Wis. man revives history, restores approx. 170-year-old farmhouse
“Having these floors still alive for another maybe 100 years, to me, would be a joy that would well live beyond what I am.”
DEERFIELD, Wis. (WMTV) - Old farmhouses are getting new love, and for one man, it’s an opportunity to preserve the past for future generations.
Woody Knox, a master carpenter, is restoring a two-story farmhouse in Deerfield, roughly 170 years old. Also a retired project manager, Knox wants to make it his final project.
“Having the the wind blow through here and thinking that it was like this 100 or 200 years ago is an interesting prospect,” he said. “I get great joy out of that.”
For almost a year, the 68-year-old has tackled cracked stones, uneven floors and a structure that’s far from square.
“As a day-to-day, get up, everyday kind of thing, this is what I like to do. I like to have some kind of project going on,” he said.
The details of the home are telling of its age.

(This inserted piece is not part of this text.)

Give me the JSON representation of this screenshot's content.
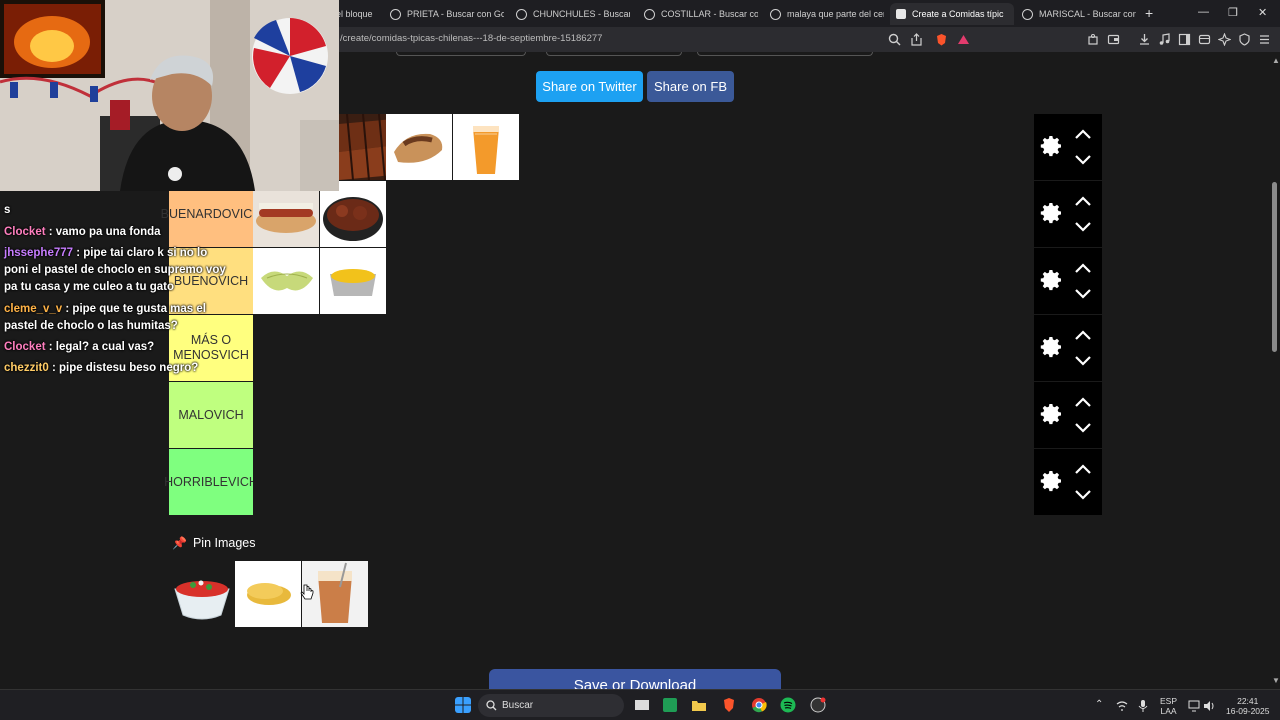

Knox found square nails, for example, used by the builders. The hand-cut type of nail flourished after 1800 throughout the U.S., according to Anna Andrzejewski, a professor of American art and architecture at UW-Madison.
She said the family home takes on the “gabled L” form, also known as “upright and wing,” typical of settlers coming from the East Coast to the Midwest in the 19th century.
“We don’t have a lot surviving here in Wisconsin from that era, but it was typical at the time it was built,” she said.
“We see that as a common pattern in the middle of the 19th century separating the work or the dirty areas, where one would enter the house and one would do the cooking, from the more formal living areas of the house,” she explained. “This is a really great example of the form.”
While it is difficult to know much about the builders for vernacular buildings like the Deerfield home, Andrzejewski said a craftsperson was typically involved in construction. “For example, a joiner likely was involved in the construction of the frame of the house, and then the farmer or owner might finish the details himself,” she said.
Connecting past with present, Knox plans to install modern essentials like plumbing. But he also intends to keep and repurpose some features that reveal the home’s age.
“Even though there’s cuts here and there, and it’s not even, that’s part of the appeal of having a place like this,” Knox said, pointing to the floors.
“We can’t destroy our history entirely by taking down every building that we have here because it’s inconvenient or it takes long to do this kind of work,” he said.
Andrzejewski says the pandemic has spurred growing interest in these restoration projects.
“Some people are working from home. Some people have decided to get out of the city, so renovating farmhouses, especially [ones] that are within a metro radius of a city like Madison has become increasingly common I think,” she said.
For Knox, the hope is to revive a house as well as its history for generations to come.
“Having the walls still standing, having these floors still alive for another maybe 100 years, to me, would be a joy that would well live beyond what I am,” Knox said.
Copyright 2022 WMTV. All rights reserved.